→ **Assignment**
Exactly as they appear, output all of the entries.

→ **Given records**

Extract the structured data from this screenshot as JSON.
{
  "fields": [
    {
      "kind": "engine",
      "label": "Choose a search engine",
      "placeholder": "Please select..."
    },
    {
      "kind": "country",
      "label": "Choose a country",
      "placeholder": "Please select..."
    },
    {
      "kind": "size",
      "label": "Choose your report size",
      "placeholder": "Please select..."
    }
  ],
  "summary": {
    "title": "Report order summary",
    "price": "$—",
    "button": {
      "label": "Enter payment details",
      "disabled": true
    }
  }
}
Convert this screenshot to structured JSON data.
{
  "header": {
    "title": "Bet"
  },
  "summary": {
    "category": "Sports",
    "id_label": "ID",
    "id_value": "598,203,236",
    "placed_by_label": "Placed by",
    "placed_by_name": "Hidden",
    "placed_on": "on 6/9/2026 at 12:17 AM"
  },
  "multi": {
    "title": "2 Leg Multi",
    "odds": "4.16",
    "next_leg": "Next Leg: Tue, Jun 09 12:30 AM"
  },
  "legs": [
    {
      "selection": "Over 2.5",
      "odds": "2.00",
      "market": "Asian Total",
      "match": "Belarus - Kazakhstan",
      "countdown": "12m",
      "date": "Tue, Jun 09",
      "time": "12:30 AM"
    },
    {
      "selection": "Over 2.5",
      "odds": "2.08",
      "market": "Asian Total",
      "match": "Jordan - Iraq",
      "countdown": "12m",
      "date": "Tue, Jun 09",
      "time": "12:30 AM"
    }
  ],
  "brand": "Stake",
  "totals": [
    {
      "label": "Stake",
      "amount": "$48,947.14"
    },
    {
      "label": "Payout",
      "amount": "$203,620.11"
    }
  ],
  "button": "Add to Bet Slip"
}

→ **Solution to the exercise**
Extract the structured data from this screenshot as JSON.
{
  "fields": [
    {
      "kind": "engine",
      "label": "Choose a search engine",
      "placeholder": "Please select..."
    },
    {
      "kind": "country",
      "label": "Choose a country",
      "placeholder": "Please select..."
    },
    {
      "kind": "size",
      "label": "Choose your report size",
      "placeholder": "Please select..."
    }
  ],
  "summary": {
    "title": "Report order summary",
    "price": "$—",
    "button": {
      "label": "Enter payment details",
      "disabled": true
    }
  }
}
Convert this screenshot to structured JSON data.
{
  "header": {
    "title": "Bet"
  },
  "summary": {
    "category": "Sports",
    "id_label": "ID",
    "id_value": "598,203,236",
    "placed_by_label": "Placed by",
    "placed_by_name": "Hidden",
    "placed_on": "on 6/9/2026 at 12:17 AM"
  },
  "multi": {
    "title": "2 Leg Multi",
    "odds": "4.16",
    "next_leg": "Next Leg: Tue, Jun 09 12:30 AM"
  },
  "legs": [
    {
      "selection": "Over 2.5",
      "odds": "2.00",
      "market": "Asian Total",
      "match": "Belarus - Kazakhstan",
      "countdown": "12m",
      "date": "Tue, Jun 09",
      "time": "12:30 AM"
    },
    {
      "selection": "Over 2.5",
      "odds": "2.08",
      "market": "Asian Total",
      "match": "Jordan - Iraq",
      "countdown": "12m",
      "date": "Tue, Jun 09",
      "time": "12:30 AM"
    }
  ],
  "brand": "Stake",
  "totals": [
    {
      "label": "Stake",
      "amount": "$48,947.14"
    },
    {
      "label": "Payout",
      "amount": "$203,620.11"
    }
  ],
  "button": "Add to Bet Slip"
}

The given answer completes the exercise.